### EXERCISE REQUIREMENTS:
Scan the entries below and give the number of lines containing "icon", with no accompanying words.

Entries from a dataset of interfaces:
- Opening Delimiter -

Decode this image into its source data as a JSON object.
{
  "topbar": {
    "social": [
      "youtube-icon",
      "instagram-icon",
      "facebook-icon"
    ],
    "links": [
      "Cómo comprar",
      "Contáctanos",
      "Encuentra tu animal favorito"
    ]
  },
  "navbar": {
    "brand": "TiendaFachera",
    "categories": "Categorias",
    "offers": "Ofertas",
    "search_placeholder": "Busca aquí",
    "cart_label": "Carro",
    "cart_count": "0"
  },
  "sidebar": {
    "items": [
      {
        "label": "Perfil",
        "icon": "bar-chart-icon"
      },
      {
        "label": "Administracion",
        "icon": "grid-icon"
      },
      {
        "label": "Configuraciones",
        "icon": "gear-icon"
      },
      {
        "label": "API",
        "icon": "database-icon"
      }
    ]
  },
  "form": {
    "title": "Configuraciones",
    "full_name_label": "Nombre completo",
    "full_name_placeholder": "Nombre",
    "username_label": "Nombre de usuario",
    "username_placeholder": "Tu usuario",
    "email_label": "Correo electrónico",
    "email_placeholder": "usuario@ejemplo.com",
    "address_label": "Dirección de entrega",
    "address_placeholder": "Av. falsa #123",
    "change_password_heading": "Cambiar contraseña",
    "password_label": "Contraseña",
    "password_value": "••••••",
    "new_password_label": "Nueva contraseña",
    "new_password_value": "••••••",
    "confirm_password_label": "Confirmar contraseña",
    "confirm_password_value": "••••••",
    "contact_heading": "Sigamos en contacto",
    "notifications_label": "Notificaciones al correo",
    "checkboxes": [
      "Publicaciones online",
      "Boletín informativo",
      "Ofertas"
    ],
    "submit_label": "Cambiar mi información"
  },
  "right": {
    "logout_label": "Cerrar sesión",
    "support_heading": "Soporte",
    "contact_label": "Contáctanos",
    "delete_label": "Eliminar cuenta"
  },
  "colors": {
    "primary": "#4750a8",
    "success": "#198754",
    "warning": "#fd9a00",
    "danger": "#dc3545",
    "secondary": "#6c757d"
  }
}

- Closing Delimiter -

### OUTPUT FOR THIS TASK:
7